(WHAT YOU SHOULD DO) Could you output only the lines from the one containing "Enumerate this screenshot's" through the last line of the data, both included?

(EXERCISE INPUTS)
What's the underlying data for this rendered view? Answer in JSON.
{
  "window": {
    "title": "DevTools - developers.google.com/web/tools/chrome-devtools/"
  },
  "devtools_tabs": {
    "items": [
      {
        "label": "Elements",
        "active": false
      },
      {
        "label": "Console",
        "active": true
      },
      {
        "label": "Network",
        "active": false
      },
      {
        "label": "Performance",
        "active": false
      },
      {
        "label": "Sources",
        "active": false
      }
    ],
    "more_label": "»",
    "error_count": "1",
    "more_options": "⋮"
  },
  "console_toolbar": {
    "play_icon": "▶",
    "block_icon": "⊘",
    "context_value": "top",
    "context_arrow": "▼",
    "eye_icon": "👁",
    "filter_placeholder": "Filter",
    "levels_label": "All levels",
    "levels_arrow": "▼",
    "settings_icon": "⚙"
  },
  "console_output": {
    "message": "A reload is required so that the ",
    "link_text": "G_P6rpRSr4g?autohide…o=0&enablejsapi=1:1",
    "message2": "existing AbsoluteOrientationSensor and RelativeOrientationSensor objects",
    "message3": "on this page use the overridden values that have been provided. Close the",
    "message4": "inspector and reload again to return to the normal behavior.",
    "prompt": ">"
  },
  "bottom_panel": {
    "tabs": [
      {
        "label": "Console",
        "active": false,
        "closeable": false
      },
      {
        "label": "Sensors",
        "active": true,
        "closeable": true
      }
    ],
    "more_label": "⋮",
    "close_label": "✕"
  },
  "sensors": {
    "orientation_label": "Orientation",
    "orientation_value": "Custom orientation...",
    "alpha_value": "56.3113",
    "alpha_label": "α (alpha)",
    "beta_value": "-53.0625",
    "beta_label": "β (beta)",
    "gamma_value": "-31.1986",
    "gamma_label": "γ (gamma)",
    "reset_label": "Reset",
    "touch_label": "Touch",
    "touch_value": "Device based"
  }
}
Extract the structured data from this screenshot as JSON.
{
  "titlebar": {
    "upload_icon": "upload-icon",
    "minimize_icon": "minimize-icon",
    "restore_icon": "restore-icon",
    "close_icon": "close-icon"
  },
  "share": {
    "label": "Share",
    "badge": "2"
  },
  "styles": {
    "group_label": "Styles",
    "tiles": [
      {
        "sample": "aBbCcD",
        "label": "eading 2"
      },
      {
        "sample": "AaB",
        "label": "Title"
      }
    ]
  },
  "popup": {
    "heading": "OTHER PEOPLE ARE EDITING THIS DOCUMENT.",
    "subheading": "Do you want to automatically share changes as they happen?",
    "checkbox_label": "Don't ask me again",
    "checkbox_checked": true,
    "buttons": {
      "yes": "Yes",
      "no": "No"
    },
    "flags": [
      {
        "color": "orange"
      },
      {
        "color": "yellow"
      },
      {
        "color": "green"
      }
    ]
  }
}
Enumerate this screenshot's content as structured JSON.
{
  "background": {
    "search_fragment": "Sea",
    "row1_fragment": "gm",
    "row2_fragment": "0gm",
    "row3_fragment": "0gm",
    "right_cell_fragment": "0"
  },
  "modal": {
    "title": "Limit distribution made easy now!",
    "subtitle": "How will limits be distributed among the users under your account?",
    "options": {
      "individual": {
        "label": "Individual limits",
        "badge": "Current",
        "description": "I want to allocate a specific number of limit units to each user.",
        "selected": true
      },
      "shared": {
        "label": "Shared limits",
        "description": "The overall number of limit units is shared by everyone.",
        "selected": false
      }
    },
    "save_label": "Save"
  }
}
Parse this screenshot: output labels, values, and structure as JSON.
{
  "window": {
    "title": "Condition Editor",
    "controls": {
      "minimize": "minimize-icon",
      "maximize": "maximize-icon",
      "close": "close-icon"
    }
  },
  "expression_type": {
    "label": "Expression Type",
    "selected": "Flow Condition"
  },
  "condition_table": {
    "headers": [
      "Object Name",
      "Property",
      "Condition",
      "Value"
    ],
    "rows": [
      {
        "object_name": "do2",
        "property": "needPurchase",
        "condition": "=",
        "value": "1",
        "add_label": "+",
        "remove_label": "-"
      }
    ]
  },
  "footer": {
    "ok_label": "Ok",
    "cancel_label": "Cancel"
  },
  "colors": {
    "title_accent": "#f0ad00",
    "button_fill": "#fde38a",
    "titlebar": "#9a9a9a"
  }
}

(WRITTEN ANSWER)
Enumerate this screenshot's content as structured JSON.
{
  "background": {
    "search_fragment": "Sea",
    "row1_fragment": "gm",
    "row2_fragment": "0gm",
    "row3_fragment": "0gm",
    "right_cell_fragment": "0"
  },
  "modal": {
    "title": "Limit distribution made easy now!",
    "subtitle": "How will limits be distributed among the users under your account?",
    "options": {
      "individual": {
        "label": "Individual limits",
        "badge": "Current",
        "description": "I want to allocate a specific number of limit units to each user.",
        "selected": true
      },
      "shared": {
        "label": "Shared limits",
        "description": "The overall number of limit units is shared by everyone.",
        "selected": false
      }
    },
    "save_label": "Save"
  }
}
Parse this screenshot: output labels, values, and structure as JSON.
{
  "window": {
    "title": "Condition Editor",
    "controls": {
      "minimize": "minimize-icon",
      "maximize": "maximize-icon",
      "close": "close-icon"
    }
  },
  "expression_type": {
    "label": "Expression Type",
    "selected": "Flow Condition"
  },
  "condition_table": {
    "headers": [
      "Object Name",
      "Property",
      "Condition",
      "Value"
    ],
    "rows": [
      {
        "object_name": "do2",
        "property": "needPurchase",
        "condition": "=",
        "value": "1",
        "add_label": "+",
        "remove_label": "-"
      }
    ]
  },
  "footer": {
    "ok_label": "Ok",
    "cancel_label": "Cancel"
  },
  "colors": {
    "title_accent": "#f0ad00",
    "button_fill": "#fde38a",
    "titlebar": "#9a9a9a"
  }
}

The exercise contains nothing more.